Kuck was supposed to be playing her rookie season for the women’s volleyball team this year, before the season was cancelled due to the COVID-19 pandemic. Kuck spent 18 years in France before she moved to Canada last year. She played one season for Georgetown Impact Volleyball, an Ontario volleyball club, before making the jump to Ryerson.
In a normal season, Ryerson athletes would have multiple practices and workouts every week with the team. That hasn’t been possible this year with the multiple health and safety restrictions in place because of the pandemic. Despite the lack of facilities and the inability to have the entire team in Toronto, Kuck was still able to get in some valuable offseason training with the coaching staff before the facility closed due to further lockdowns.
“It felt really good to be with the team and the coaches, especially as a rookie since I didn’t really know anyone,” said Kuck.
Kuck was born and raised in Montpellier, a city in the south of France, but her mother was from Canada. Growing up, she would visit every summer and go to Canadian volleyball camps. These camps helped Kuck become familiar with the way volleyball was played in Canada, which helped her adjust when she came to Ryerson.
“Maybe compared to other international students, I didn’t feel like I had that much of a culture shock,” she said.
One of the realities of being an international student is homesickness, which has only been compounded by the pandemic.

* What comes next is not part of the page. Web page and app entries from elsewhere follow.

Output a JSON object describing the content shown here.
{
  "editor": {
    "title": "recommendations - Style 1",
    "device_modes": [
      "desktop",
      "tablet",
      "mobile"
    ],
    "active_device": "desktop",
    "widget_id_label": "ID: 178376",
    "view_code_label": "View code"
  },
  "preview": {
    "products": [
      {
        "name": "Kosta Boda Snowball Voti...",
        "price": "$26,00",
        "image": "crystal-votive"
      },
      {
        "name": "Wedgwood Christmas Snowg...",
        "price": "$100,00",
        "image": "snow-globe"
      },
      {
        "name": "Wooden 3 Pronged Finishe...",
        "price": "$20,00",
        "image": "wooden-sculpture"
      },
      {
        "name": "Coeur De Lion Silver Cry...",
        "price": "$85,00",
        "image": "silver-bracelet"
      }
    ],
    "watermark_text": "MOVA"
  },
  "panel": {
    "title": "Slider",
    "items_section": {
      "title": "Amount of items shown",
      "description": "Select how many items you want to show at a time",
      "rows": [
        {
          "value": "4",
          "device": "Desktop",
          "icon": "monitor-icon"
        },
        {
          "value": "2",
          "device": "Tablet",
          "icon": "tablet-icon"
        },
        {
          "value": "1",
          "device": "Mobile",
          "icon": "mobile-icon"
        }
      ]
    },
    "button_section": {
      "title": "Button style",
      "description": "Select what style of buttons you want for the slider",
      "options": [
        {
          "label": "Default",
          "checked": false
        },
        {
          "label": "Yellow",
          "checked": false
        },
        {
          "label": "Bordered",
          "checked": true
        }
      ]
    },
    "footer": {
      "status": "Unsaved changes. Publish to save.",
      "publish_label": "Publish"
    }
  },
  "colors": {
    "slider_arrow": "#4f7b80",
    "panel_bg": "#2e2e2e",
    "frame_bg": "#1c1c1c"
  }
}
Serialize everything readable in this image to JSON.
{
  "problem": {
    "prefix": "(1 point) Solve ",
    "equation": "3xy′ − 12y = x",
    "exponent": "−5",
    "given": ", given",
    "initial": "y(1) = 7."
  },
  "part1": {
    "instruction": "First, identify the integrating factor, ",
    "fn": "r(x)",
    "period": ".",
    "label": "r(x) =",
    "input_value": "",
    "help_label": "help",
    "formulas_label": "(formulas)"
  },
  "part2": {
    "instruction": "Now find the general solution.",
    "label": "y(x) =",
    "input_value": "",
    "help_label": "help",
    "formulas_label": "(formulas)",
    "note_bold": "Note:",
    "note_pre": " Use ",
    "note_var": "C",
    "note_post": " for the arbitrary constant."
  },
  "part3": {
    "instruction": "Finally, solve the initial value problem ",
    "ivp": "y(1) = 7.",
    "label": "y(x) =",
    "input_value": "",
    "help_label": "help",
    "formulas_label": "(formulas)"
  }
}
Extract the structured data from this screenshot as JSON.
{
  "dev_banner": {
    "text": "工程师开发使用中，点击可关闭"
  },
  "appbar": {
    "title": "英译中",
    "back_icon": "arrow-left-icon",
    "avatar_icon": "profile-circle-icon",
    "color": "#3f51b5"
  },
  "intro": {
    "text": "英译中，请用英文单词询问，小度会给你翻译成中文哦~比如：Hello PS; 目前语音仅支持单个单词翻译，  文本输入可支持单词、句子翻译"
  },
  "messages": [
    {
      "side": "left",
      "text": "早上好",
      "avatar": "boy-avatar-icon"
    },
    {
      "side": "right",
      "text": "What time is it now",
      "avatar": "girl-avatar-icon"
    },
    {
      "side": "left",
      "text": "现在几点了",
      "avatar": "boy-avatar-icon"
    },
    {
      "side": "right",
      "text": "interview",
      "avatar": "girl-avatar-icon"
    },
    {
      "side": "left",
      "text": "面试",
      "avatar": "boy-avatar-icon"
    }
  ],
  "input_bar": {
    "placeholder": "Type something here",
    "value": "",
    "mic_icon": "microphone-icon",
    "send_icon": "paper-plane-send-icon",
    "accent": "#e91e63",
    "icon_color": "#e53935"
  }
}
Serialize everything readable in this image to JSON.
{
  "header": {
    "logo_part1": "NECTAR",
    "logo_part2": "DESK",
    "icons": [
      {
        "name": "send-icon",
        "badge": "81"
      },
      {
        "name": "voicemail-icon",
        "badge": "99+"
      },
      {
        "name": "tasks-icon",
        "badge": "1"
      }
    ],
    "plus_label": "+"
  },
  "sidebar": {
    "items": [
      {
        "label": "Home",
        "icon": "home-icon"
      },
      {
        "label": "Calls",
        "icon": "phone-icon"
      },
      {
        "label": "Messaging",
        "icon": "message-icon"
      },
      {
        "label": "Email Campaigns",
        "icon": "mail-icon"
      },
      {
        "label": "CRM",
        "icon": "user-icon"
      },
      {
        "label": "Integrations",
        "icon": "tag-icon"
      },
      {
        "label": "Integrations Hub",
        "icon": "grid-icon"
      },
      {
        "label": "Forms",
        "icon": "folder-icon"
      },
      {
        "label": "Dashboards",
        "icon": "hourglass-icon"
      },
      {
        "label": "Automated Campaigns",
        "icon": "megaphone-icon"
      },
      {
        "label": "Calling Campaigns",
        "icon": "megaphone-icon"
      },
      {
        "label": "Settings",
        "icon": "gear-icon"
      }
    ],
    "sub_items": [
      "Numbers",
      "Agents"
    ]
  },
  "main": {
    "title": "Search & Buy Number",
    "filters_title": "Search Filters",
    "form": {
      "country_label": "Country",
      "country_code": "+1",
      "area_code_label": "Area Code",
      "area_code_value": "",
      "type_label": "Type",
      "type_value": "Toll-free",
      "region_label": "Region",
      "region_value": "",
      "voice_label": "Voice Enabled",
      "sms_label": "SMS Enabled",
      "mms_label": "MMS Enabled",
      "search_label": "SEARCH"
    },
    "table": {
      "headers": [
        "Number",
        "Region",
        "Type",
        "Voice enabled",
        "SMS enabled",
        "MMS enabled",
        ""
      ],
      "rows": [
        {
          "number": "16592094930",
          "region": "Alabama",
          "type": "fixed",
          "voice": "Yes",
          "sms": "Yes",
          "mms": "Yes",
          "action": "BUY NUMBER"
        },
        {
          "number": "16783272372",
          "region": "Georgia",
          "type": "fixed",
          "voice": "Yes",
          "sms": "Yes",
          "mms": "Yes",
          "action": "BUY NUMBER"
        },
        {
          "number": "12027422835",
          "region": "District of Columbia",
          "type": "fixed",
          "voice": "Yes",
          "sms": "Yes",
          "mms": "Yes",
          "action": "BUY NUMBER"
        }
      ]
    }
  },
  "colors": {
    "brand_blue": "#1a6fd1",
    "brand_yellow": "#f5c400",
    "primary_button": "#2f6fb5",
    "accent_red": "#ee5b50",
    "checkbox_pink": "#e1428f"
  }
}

For Kuck, not seeing her family has been one of the hardest things she’s dealt with at Ryerson.
“The hardest part [about being in Toronto] is it’s the longest I’ve been away from my family. I haven’t seen them in over a year,” said Kuck. “I was expecting to make a lot of new friends, but sadly that wasn’t really possible. Thankfully I have a great roommate and she’s allowed me to meet some great people.”
Only being in her first-year at Ryerson, Kuck’s journey in Canada is just getting started, and the 19-year-old is determined to make the most of her time with the women’s volleyball team.
“I hope to learn as much as I can from my coach and to grow from my experience of being on a good Canadian university volleyball team,” said Kuck. “I also hope I can experience as much of the culture here as possible and make good friends at Ryerson.”